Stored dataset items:
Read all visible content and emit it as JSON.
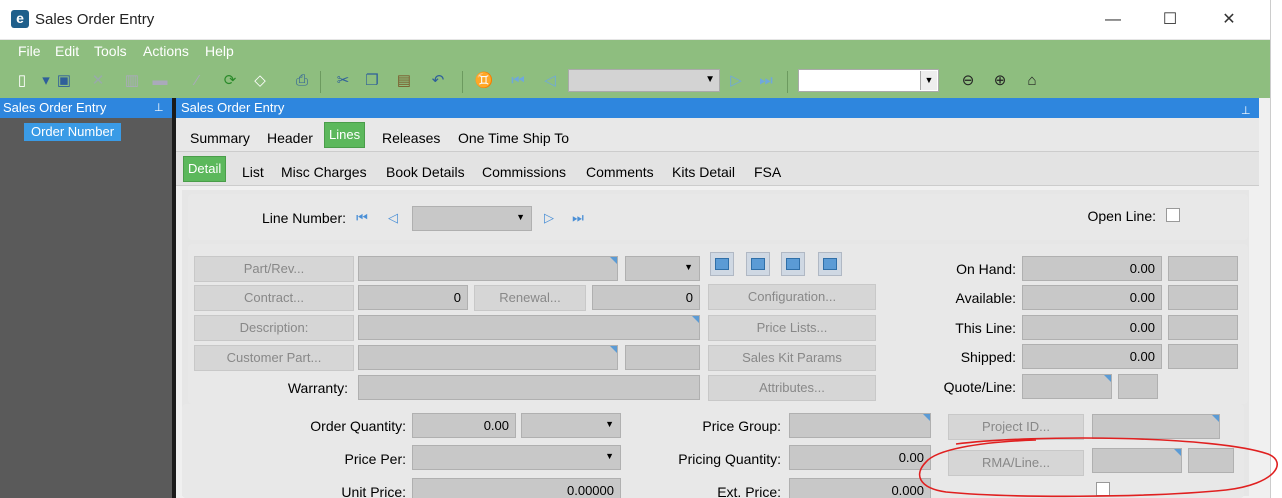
{
  "window": {
    "title": "Sales Order Entry",
    "minimize": "—",
    "maximize": "☐",
    "close": "✕",
    "app_icon": "e"
  },
  "menu": [
    "File",
    "Edit",
    "Tools",
    "Actions",
    "Help"
  ],
  "left_panel": {
    "header": "Sales Order Entry",
    "pin": "⊥",
    "tree_item": "Order Number"
  },
  "main": {
    "header": "Sales Order Entry",
    "pin": "⊥",
    "tabs1": [
      "Summary",
      "Header",
      "Lines",
      "Releases",
      "One Time Ship To"
    ],
    "active_tab1": "Lines",
    "tabs2": [
      "Detail",
      "List",
      "Misc Charges",
      "Book Details",
      "Commissions",
      "Comments",
      "Kits Detail",
      "FSA"
    ],
    "active_tab2": "Detail"
  },
  "line": {
    "label": "Line Number:",
    "open_line_label": "Open Line:"
  },
  "fields": {
    "part_rev": "Part/Rev...",
    "contract": "Contract...",
    "contract_value": "0",
    "renewal": "Renewal...",
    "renewal_value": "0",
    "description": "Description:",
    "customer_part": "Customer Part...",
    "warranty": "Warranty:",
    "configuration": "Configuration...",
    "price_lists": "Price Lists...",
    "sales_kit_params": "Sales Kit Params",
    "attributes": "Attributes..."
  },
  "stock": {
    "on_hand_label": "On Hand:",
    "on_hand": "0.00",
    "available_label": "Available:",
    "available": "0.00",
    "this_line_label": "This Line:",
    "this_line": "0.00",
    "shipped_label": "Shipped:",
    "shipped": "0.00",
    "quote_line_label": "Quote/Line:"
  },
  "pricing": {
    "order_qty_label": "Order Quantity:",
    "order_qty": "0.00",
    "price_per_label": "Price Per:",
    "unit_price_label": "Unit Price:",
    "unit_price": "0.00000",
    "price_group_label": "Price Group:",
    "pricing_qty_label": "Pricing Quantity:",
    "pricing_qty": "0.00",
    "ext_price_label": "Ext. Price:",
    "ext_price": "0.000",
    "project_id": "Project ID...",
    "rma_line": "RMA/Line..."
  },
  "colors": {
    "green": "#8ebe7f",
    "blue": "#2e86de",
    "annotation": "#e02020"
  }
}
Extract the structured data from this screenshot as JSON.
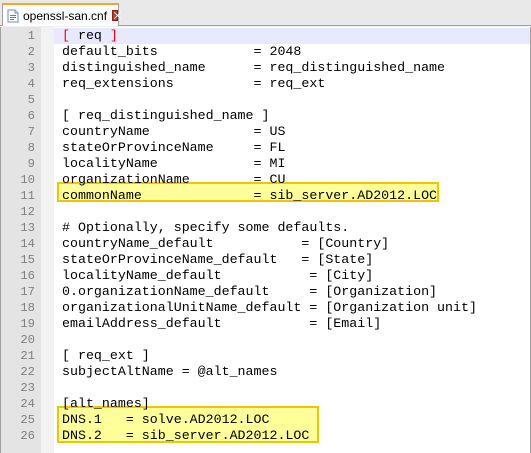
{
  "tab": {
    "filename": "openssl-san.cnf",
    "icon": "document-icon",
    "close_icon": "close-icon"
  },
  "editor": {
    "current_line": 1,
    "lines": [
      {
        "n": "1",
        "text": "[ req ]"
      },
      {
        "n": "2",
        "text": "default_bits            = 2048"
      },
      {
        "n": "3",
        "text": "distinguished_name      = req_distinguished_name"
      },
      {
        "n": "4",
        "text": "req_extensions          = req_ext"
      },
      {
        "n": "5",
        "text": ""
      },
      {
        "n": "6",
        "text": "[ req_distinguished_name ]"
      },
      {
        "n": "7",
        "text": "countryName             = US"
      },
      {
        "n": "8",
        "text": "stateOrProvinceName     = FL"
      },
      {
        "n": "9",
        "text": "localityName            = MI"
      },
      {
        "n": "10",
        "text": "organizationName        = CU"
      },
      {
        "n": "11",
        "text": "commonName              = sib_server.AD2012.LOC"
      },
      {
        "n": "12",
        "text": ""
      },
      {
        "n": "13",
        "text": "# Optionally, specify some defaults."
      },
      {
        "n": "14",
        "text": "countryName_default           = [Country]"
      },
      {
        "n": "15",
        "text": "stateOrProvinceName_default   = [State]"
      },
      {
        "n": "16",
        "text": "localityName_default           = [City]"
      },
      {
        "n": "17",
        "text": "0.organizationName_default     = [Organization]"
      },
      {
        "n": "18",
        "text": "organizationalUnitName_default = [Organization unit]"
      },
      {
        "n": "19",
        "text": "emailAddress_default           = [Email]"
      },
      {
        "n": "20",
        "text": ""
      },
      {
        "n": "21",
        "text": "[ req_ext ]"
      },
      {
        "n": "22",
        "text": "subjectAltName = @alt_names"
      },
      {
        "n": "23",
        "text": ""
      },
      {
        "n": "24",
        "text": "[alt_names]"
      },
      {
        "n": "25",
        "text": "DNS.1   = solve.AD2012.LOC"
      },
      {
        "n": "26",
        "text": "DNS.2   = sib_server.AD2012.LOC"
      }
    ],
    "colors": {
      "highlight_fill": "#ffff99",
      "highlight_border": "#f5c400",
      "current_line": "#e8e8ff",
      "bracket_red": "#ff0000"
    }
  }
}
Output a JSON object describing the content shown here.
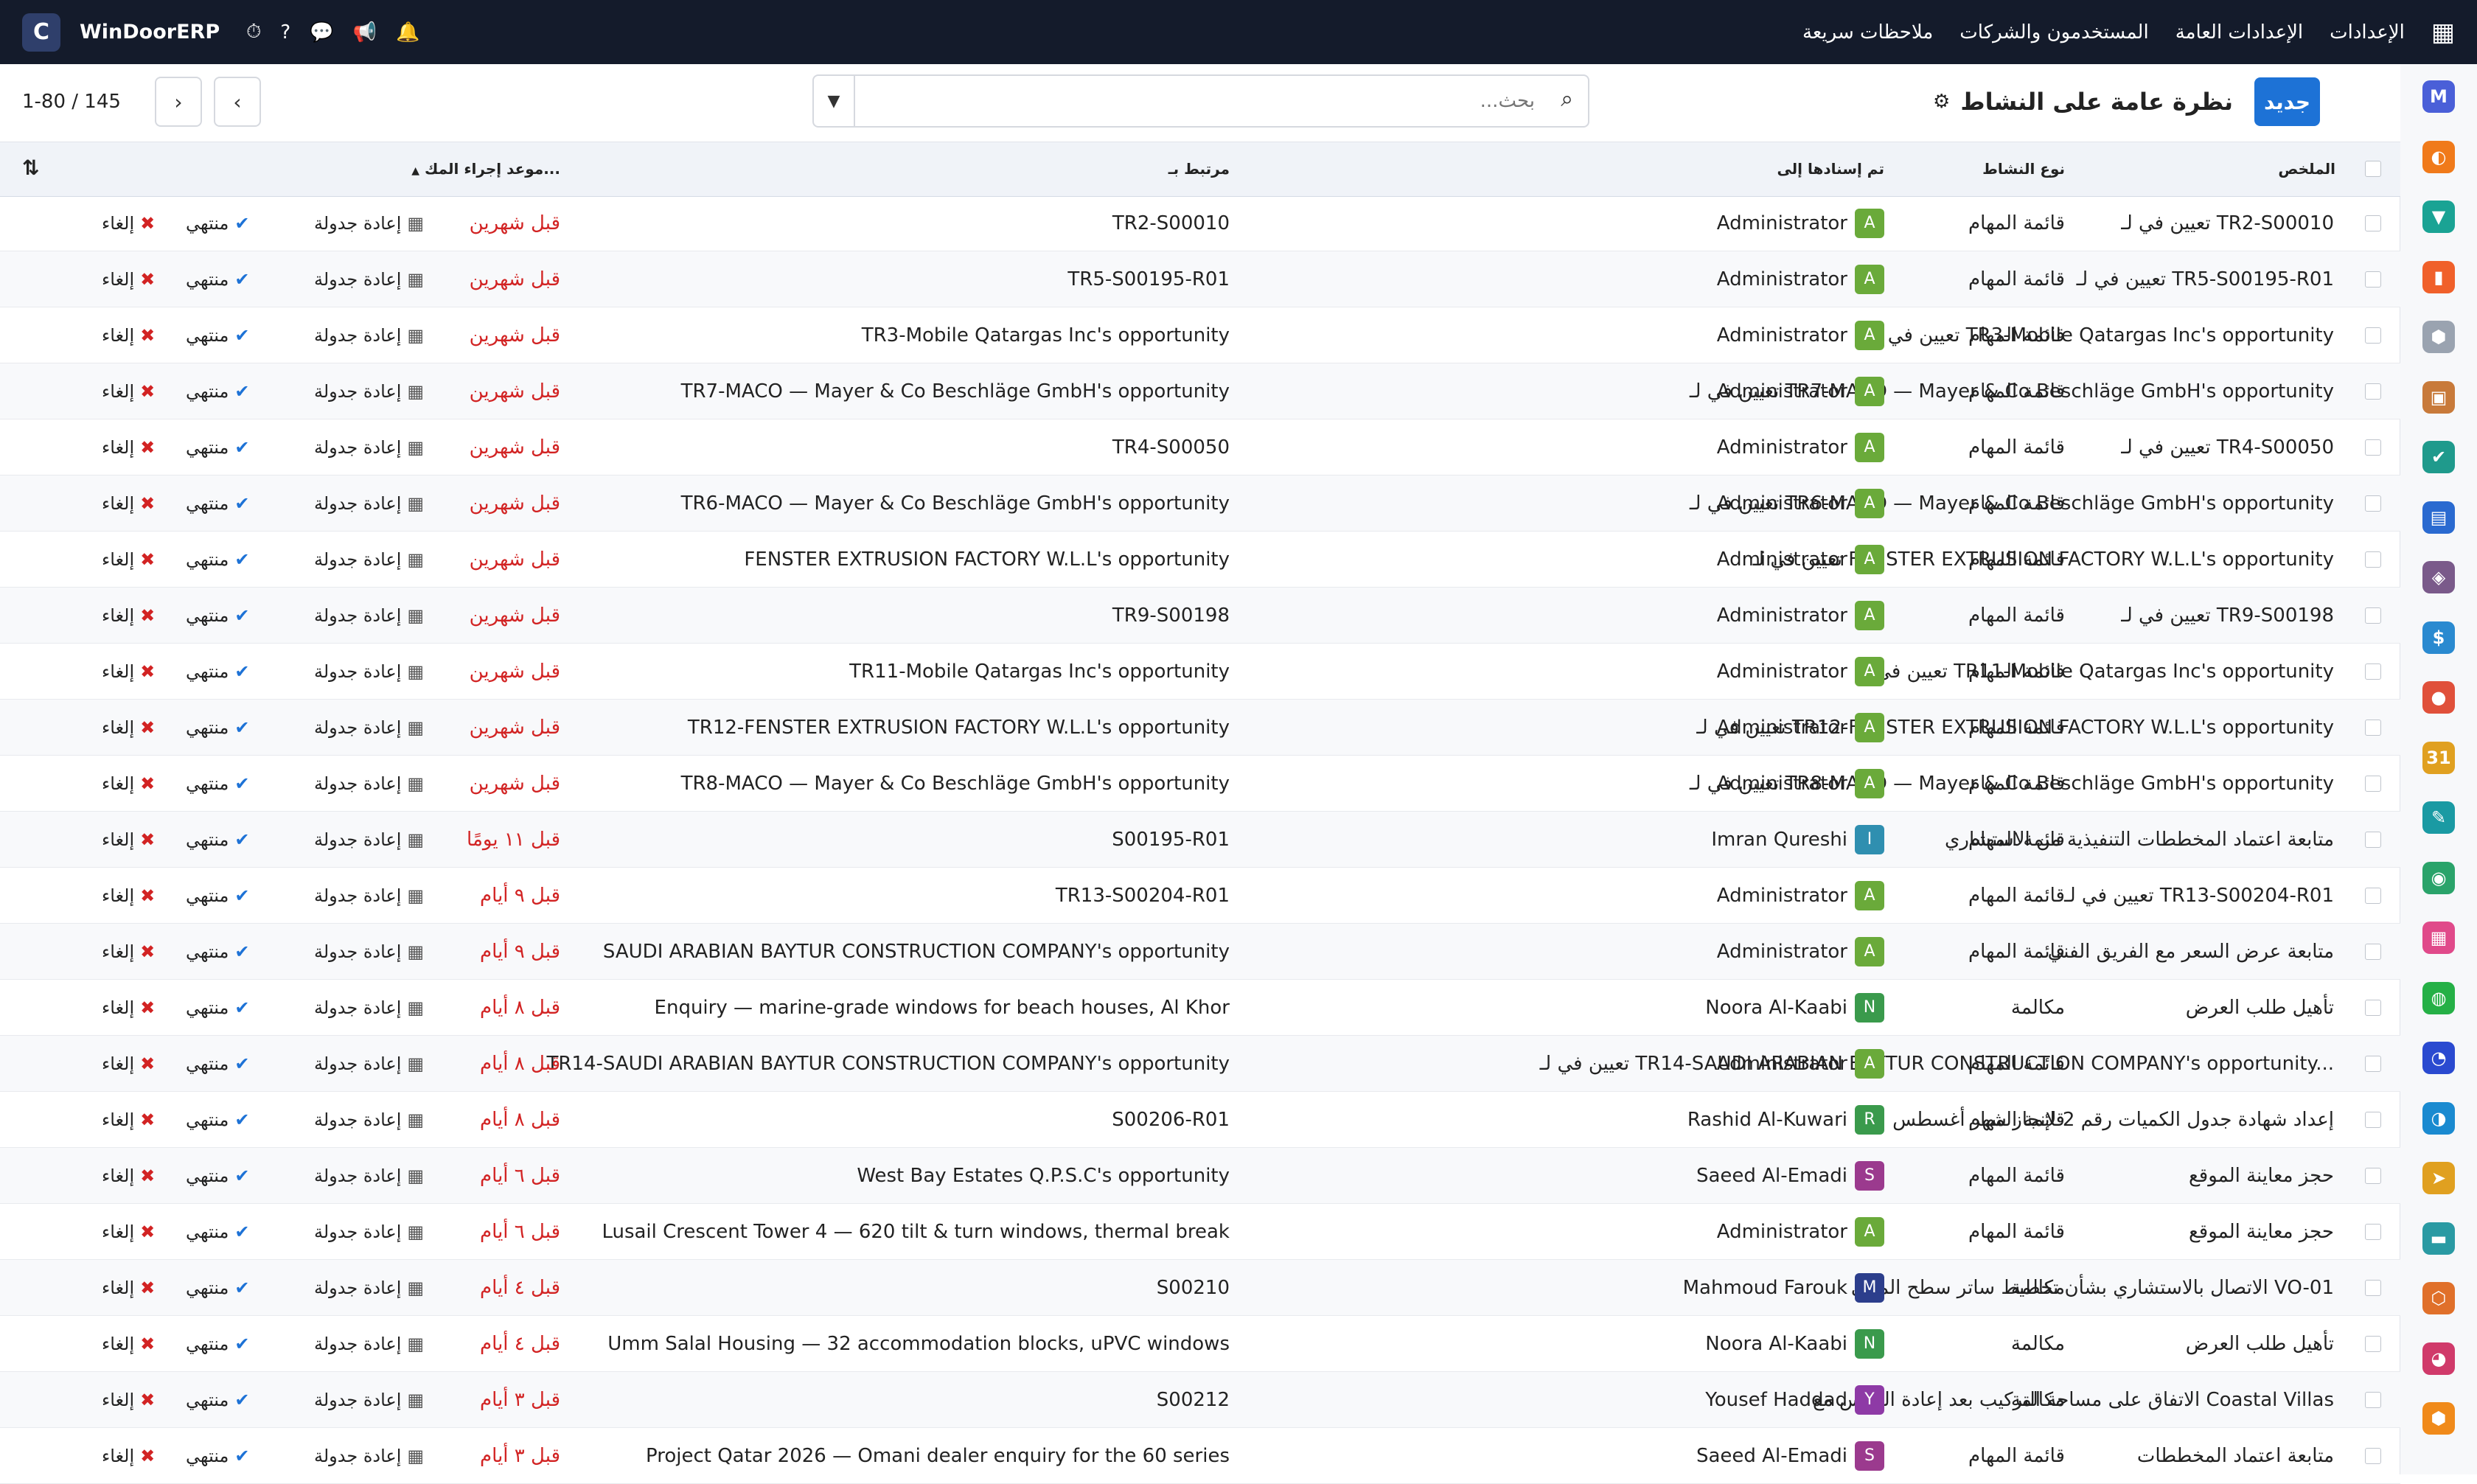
{
  "topbar": {
    "logo_letter": "C",
    "app_name": "WinDoorERP",
    "menus": [
      "الإعدادات",
      "الإعدادات العامة",
      "المستخدمون والشركات",
      "ملاحظات سريعة"
    ]
  },
  "control_panel": {
    "new_button": "جديد",
    "title": "نظرة عامة على النشاط",
    "search_placeholder": "بحث...",
    "pager": "1-80 / 145"
  },
  "table": {
    "headers": {
      "summary": "الملخص",
      "type": "نوع النشاط",
      "assigned": "تم إسنادها إلى",
      "related": "مرتبط بـ",
      "due": "موعد إجراء المك..."
    },
    "actions": {
      "reschedule": "إعادة جدولة",
      "done": "منتهي",
      "cancel": "إلغاء"
    },
    "rows": [
      {
        "summary": "تعيين في لـ TR2-S00010",
        "type": "قائمة المهام",
        "assignee": "Administrator",
        "initial": "A",
        "avatar_color": "#6aaa3a",
        "related": "TR2-S00010",
        "due": "قبل شهرين"
      },
      {
        "summary": "تعيين في لـ TR5-S00195-R01",
        "type": "قائمة المهام",
        "assignee": "Administrator",
        "initial": "A",
        "avatar_color": "#6aaa3a",
        "related": "TR5-S00195-R01",
        "due": "قبل شهرين"
      },
      {
        "summary": "تعيين في لـ TR3-Mobile Qatargas Inc's opportunity",
        "type": "قائمة المهام",
        "assignee": "Administrator",
        "initial": "A",
        "avatar_color": "#6aaa3a",
        "related": "TR3-Mobile Qatargas Inc's opportunity",
        "due": "قبل شهرين"
      },
      {
        "summary": "تعيين في لـ TR7-MACO — Mayer & Co Beschläge GmbH's opportunity",
        "type": "قائمة المهام",
        "assignee": "Administrator",
        "initial": "A",
        "avatar_color": "#6aaa3a",
        "related": "TR7-MACO — Mayer & Co Beschläge GmbH's opportunity",
        "due": "قبل شهرين"
      },
      {
        "summary": "تعيين في لـ TR4-S00050",
        "type": "قائمة المهام",
        "assignee": "Administrator",
        "initial": "A",
        "avatar_color": "#6aaa3a",
        "related": "TR4-S00050",
        "due": "قبل شهرين"
      },
      {
        "summary": "تعيين في لـ TR6-MACO — Mayer & Co Beschläge GmbH's opportunity",
        "type": "قائمة المهام",
        "assignee": "Administrator",
        "initial": "A",
        "avatar_color": "#6aaa3a",
        "related": "TR6-MACO — Mayer & Co Beschläge GmbH's opportunity",
        "due": "قبل شهرين"
      },
      {
        "summary": "تعيين في لـ FENSTER EXTRUSION FACTORY W.L.L's opportunity",
        "type": "قائمة المهام",
        "assignee": "Administrator",
        "initial": "A",
        "avatar_color": "#6aaa3a",
        "related": "FENSTER EXTRUSION FACTORY W.L.L's opportunity",
        "due": "قبل شهرين"
      },
      {
        "summary": "تعيين في لـ TR9-S00198",
        "type": "قائمة المهام",
        "assignee": "Administrator",
        "initial": "A",
        "avatar_color": "#6aaa3a",
        "related": "TR9-S00198",
        "due": "قبل شهرين"
      },
      {
        "summary": "تعيين في لـ TR11-Mobile Qatargas Inc's opportunity",
        "type": "قائمة المهام",
        "assignee": "Administrator",
        "initial": "A",
        "avatar_color": "#6aaa3a",
        "related": "TR11-Mobile Qatargas Inc's opportunity",
        "due": "قبل شهرين"
      },
      {
        "summary": "تعيين في لـ TR12-FENSTER EXTRUSION FACTORY W.L.L's opportunity",
        "type": "قائمة المهام",
        "assignee": "Administrator",
        "initial": "A",
        "avatar_color": "#6aaa3a",
        "related": "TR12-FENSTER EXTRUSION FACTORY W.L.L's opportunity",
        "due": "قبل شهرين"
      },
      {
        "summary": "تعيين في لـ TR8-MACO — Mayer & Co Beschläge GmbH's opportunity",
        "type": "قائمة المهام",
        "assignee": "Administrator",
        "initial": "A",
        "avatar_color": "#6aaa3a",
        "related": "TR8-MACO — Mayer & Co Beschläge GmbH's opportunity",
        "due": "قبل شهرين"
      },
      {
        "summary": "متابعة اعتماد المخططات التنفيذية من الاستشاري",
        "type": "قائمة المهام",
        "assignee": "Imran Qureshi",
        "initial": "I",
        "avatar_color": "#2f8fb0",
        "related": "S00195-R01",
        "due": "قبل ١١ يومًا"
      },
      {
        "summary": "تعيين في لـ TR13-S00204-R01",
        "type": "قائمة المهام",
        "assignee": "Administrator",
        "initial": "A",
        "avatar_color": "#6aaa3a",
        "related": "TR13-S00204-R01",
        "due": "قبل ٩ أيام"
      },
      {
        "summary": "متابعة عرض السعر مع الفريق الفني",
        "type": "قائمة المهام",
        "assignee": "Administrator",
        "initial": "A",
        "avatar_color": "#6aaa3a",
        "related": "SAUDI ARABIAN BAYTUR CONSTRUCTION COMPANY's opportunity",
        "due": "قبل ٩ أيام"
      },
      {
        "summary": "تأهيل طلب العرض",
        "type": "مكالمة",
        "assignee": "Noora Al-Kaabi",
        "initial": "N",
        "avatar_color": "#3a9a4c",
        "related": "Enquiry — marine-grade windows for beach houses, Al Khor",
        "due": "قبل ٨ أيام"
      },
      {
        "summary": "تعيين في لـ TR14-SAUDI ARABIAN BAYTUR CONSTRUCTION COMPANY's opportunity...",
        "type": "قائمة المهام",
        "assignee": "Administrator",
        "initial": "A",
        "avatar_color": "#6aaa3a",
        "related": "TR14-SAUDI ARABIAN BAYTUR CONSTRUCTION COMPANY's opportunity",
        "due": "قبل ٨ أيام"
      },
      {
        "summary": "إعداد شهادة جدول الكميات رقم 2 لإنجاز شهر أغسطس",
        "type": "قائمة المهام",
        "assignee": "Rashid Al-Kuwari",
        "initial": "R",
        "avatar_color": "#3a9a4c",
        "related": "S00206-R01",
        "due": "قبل ٨ أيام"
      },
      {
        "summary": "حجز معاينة الموقع",
        "type": "قائمة المهام",
        "assignee": "Saeed Al-Emadi",
        "initial": "S",
        "avatar_color": "#9b3a8e",
        "related": "West Bay Estates Q.P.S.C's opportunity",
        "due": "قبل ٦ أيام"
      },
      {
        "summary": "حجز معاينة الموقع",
        "type": "قائمة المهام",
        "assignee": "Administrator",
        "initial": "A",
        "avatar_color": "#6aaa3a",
        "related": "Lusail Crescent Tower 4 — 620 tilt & turn windows, thermal break",
        "due": "قبل ٦ أيام"
      },
      {
        "summary": "الاتصال بالاستشاري بشأن تخطيط ساتر سطح المبنى VO-01",
        "type": "مكالمة",
        "assignee": "Mahmoud Farouk",
        "initial": "M",
        "avatar_color": "#2c3e8c",
        "related": "S00210",
        "due": "قبل ٤ أيام"
      },
      {
        "summary": "تأهيل طلب العرض",
        "type": "مكالمة",
        "assignee": "Noora Al-Kaabi",
        "initial": "N",
        "avatar_color": "#3a9a4c",
        "related": "Umm Salal Housing — 32 accommodation blocks, uPVC windows",
        "due": "قبل ٤ أيام"
      },
      {
        "summary": "الاتفاق على مساحة التركيب بعد إعادة القياس مع Coastal Villas",
        "type": "مكالمة",
        "assignee": "Yousef Haddad",
        "initial": "Y",
        "avatar_color": "#8e3aa6",
        "related": "S00212",
        "due": "قبل ٣ أيام"
      },
      {
        "summary": "متابعة اعتماد المخططات",
        "type": "قائمة المهام",
        "assignee": "Saeed Al-Emadi",
        "initial": "S",
        "avatar_color": "#9b3a8e",
        "related": "Project Qatar 2026 — Omani dealer enquiry for the 60 series",
        "due": "قبل ٣ أيام"
      }
    ]
  },
  "rail_apps": [
    {
      "name": "discuss-app-icon",
      "letter": "M",
      "color": "#4a5fd8"
    },
    {
      "name": "crm-app-icon",
      "letter": "◐",
      "color": "#f07a1a"
    },
    {
      "name": "sales-app-icon",
      "letter": "▼",
      "color": "#1aa394"
    },
    {
      "name": "reporting-app-icon",
      "letter": "▮",
      "color": "#f0602a"
    },
    {
      "name": "inventory-app-icon",
      "letter": "⬢",
      "color": "#9aa3b0"
    },
    {
      "name": "contacts-app-icon",
      "letter": "▣",
      "color": "#c87a3a"
    },
    {
      "name": "project-app-icon",
      "letter": "✔",
      "color": "#1f9a8c"
    },
    {
      "name": "knowledge-app-icon",
      "letter": "▤",
      "color": "#2a6ad0"
    },
    {
      "name": "purchase-app-icon",
      "letter": "◈",
      "color": "#7a5a8a"
    },
    {
      "name": "invoicing-app-icon",
      "letter": "$",
      "color": "#2a8ad0"
    },
    {
      "name": "employees-app-icon",
      "letter": "●",
      "color": "#e0503a"
    },
    {
      "name": "calendar-app-icon",
      "letter": "31",
      "color": "#e0a020"
    },
    {
      "name": "sign-app-icon",
      "letter": "✎",
      "color": "#1a9aa3"
    },
    {
      "name": "appraisal-app-icon",
      "letter": "◉",
      "color": "#2aa36a"
    },
    {
      "name": "dashboards-app-icon",
      "letter": "▦",
      "color": "#e04a8a"
    },
    {
      "name": "whatsapp-app-icon",
      "letter": "◍",
      "color": "#25b046"
    },
    {
      "name": "timer-app-icon",
      "letter": "◔",
      "color": "#2a4ad0"
    },
    {
      "name": "helpdesk-app-icon",
      "letter": "◑",
      "color": "#1a8ad0"
    },
    {
      "name": "telegram-app-icon",
      "letter": "➤",
      "color": "#e0a020"
    },
    {
      "name": "approvals-app-icon",
      "letter": "▬",
      "color": "#2a9aa3"
    },
    {
      "name": "manufacturing-app-icon",
      "letter": "⬡",
      "color": "#e0702a"
    },
    {
      "name": "planning-app-icon",
      "letter": "◕",
      "color": "#d03a6a"
    },
    {
      "name": "repair-app-icon",
      "letter": "⬢",
      "color": "#f08a1a"
    }
  ]
}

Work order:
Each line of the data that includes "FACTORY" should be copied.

Task solution:
        "summary": "تعيين في لـ FENSTER EXTRUSION FACTORY W.L.L's opportunity",
        "related": "FENSTER EXTRUSION FACTORY W.L.L's opportunity",
        "summary": "تعيين في لـ TR12-FENSTER EXTRUSION FACTORY W.L.L's opportunity",
        "related": "TR12-FENSTER EXTRUSION FACTORY W.L.L's opportunity",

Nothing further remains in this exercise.